Goal of the exercise: Nothing is to be left out: repeat every entry exactly as given.

(Page and application data records)

----------

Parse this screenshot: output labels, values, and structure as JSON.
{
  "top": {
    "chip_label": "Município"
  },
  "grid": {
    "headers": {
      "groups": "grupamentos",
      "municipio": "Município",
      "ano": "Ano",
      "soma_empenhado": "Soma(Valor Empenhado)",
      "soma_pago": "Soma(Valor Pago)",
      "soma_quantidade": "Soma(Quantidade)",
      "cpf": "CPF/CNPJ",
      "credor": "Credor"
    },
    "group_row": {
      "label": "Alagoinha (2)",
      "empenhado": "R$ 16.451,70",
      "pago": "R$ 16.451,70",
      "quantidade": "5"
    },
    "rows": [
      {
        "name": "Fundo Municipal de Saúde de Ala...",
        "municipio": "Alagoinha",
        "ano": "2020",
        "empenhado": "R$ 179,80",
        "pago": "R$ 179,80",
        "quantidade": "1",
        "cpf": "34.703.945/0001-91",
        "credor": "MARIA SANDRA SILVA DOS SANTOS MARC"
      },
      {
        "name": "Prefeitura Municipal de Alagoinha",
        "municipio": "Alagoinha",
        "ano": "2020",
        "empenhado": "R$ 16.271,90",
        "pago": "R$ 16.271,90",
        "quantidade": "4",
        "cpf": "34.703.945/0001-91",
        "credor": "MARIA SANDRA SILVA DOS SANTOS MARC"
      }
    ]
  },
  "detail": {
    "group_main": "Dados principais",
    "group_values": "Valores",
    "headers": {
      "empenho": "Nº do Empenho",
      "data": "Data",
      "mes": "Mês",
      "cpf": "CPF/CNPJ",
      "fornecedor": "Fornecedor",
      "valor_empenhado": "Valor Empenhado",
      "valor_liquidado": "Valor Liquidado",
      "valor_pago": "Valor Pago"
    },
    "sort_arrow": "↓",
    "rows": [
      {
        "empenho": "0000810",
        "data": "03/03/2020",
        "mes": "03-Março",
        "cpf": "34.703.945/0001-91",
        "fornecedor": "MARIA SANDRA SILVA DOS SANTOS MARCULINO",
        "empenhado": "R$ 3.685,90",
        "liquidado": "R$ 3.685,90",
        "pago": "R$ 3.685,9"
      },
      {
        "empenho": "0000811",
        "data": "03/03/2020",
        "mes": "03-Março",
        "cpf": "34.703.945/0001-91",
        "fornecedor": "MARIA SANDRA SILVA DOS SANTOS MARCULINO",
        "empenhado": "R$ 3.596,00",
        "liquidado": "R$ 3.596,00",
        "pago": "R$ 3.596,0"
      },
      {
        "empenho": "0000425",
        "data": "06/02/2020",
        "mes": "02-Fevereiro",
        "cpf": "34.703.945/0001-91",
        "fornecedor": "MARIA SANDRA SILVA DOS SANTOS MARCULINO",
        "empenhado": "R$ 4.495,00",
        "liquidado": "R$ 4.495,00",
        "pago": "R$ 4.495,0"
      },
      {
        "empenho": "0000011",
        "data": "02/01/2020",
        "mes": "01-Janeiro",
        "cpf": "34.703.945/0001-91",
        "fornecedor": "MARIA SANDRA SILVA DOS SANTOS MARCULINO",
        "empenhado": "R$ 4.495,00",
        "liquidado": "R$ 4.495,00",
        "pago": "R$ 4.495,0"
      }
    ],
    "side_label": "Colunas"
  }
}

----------

Exercise solution:
Parse this screenshot: output labels, values, and structure as JSON.
{
  "top": {
    "chip_label": "Município"
  },
  "grid": {
    "headers": {
      "groups": "grupamentos",
      "municipio": "Município",
      "ano": "Ano",
      "soma_empenhado": "Soma(Valor Empenhado)",
      "soma_pago": "Soma(Valor Pago)",
      "soma_quantidade": "Soma(Quantidade)",
      "cpf": "CPF/CNPJ",
      "credor": "Credor"
    },
    "group_row": {
      "label": "Alagoinha (2)",
      "empenhado": "R$ 16.451,70",
      "pago": "R$ 16.451,70",
      "quantidade": "5"
    },
    "rows": [
      {
        "name": "Fundo Municipal de Saúde de Ala...",
        "municipio": "Alagoinha",
        "ano": "2020",
        "empenhado": "R$ 179,80",
        "pago": "R$ 179,80",
        "quantidade": "1",
        "cpf": "34.703.945/0001-91",
        "credor": "MARIA SANDRA SILVA DOS SANTOS MARC"
      },
      {
        "name": "Prefeitura Municipal de Alagoinha",
        "municipio": "Alagoinha",
        "ano": "2020",
        "empenhado": "R$ 16.271,90",
        "pago": "R$ 16.271,90",
        "quantidade": "4",
        "cpf": "34.703.945/0001-91",
        "credor": "MARIA SANDRA SILVA DOS SANTOS MARC"
      }
    ]
  },
  "detail": {
    "group_main": "Dados principais",
    "group_values": "Valores",
    "headers": {
      "empenho": "Nº do Empenho",
      "data": "Data",
      "mes": "Mês",
      "cpf": "CPF/CNPJ",
      "fornecedor": "Fornecedor",
      "valor_empenhado": "Valor Empenhado",
      "valor_liquidado": "Valor Liquidado",
      "valor_pago": "Valor Pago"
    },
    "sort_arrow": "↓",
    "rows": [
      {
        "empenho": "0000810",
        "data": "03/03/2020",
        "mes": "03-Março",
        "cpf": "34.703.945/0001-91",
        "fornecedor": "MARIA SANDRA SILVA DOS SANTOS MARCULINO",
        "empenhado": "R$ 3.685,90",
        "liquidado": "R$ 3.685,90",
        "pago": "R$ 3.685,9"
      },
      {
        "empenho": "0000811",
        "data": "03/03/2020",
        "mes": "03-Março",
        "cpf": "34.703.945/0001-91",
        "fornecedor": "MARIA SANDRA SILVA DOS SANTOS MARCULINO",
        "empenhado": "R$ 3.596,00",
        "liquidado": "R$ 3.596,00",
        "pago": "R$ 3.596,0"
      },
      {
        "empenho": "0000425",
        "data": "06/02/2020",
        "mes": "02-Fevereiro",
        "cpf": "34.703.945/0001-91",
        "fornecedor": "MARIA SANDRA SILVA DOS SANTOS MARCULINO",
        "empenhado": "R$ 4.495,00",
        "liquidado": "R$ 4.495,00",
        "pago": "R$ 4.495,0"
      },
      {
        "empenho": "0000011",
        "data": "02/01/2020",
        "mes": "01-Janeiro",
        "cpf": "34.703.945/0001-91",
        "fornecedor": "MARIA SANDRA SILVA DOS SANTOS MARCULINO",
        "empenhado": "R$ 4.495,00",
        "liquidado": "R$ 4.495,00",
        "pago": "R$ 4.495,0"
      }
    ],
    "side_label": "Colunas"
  }
}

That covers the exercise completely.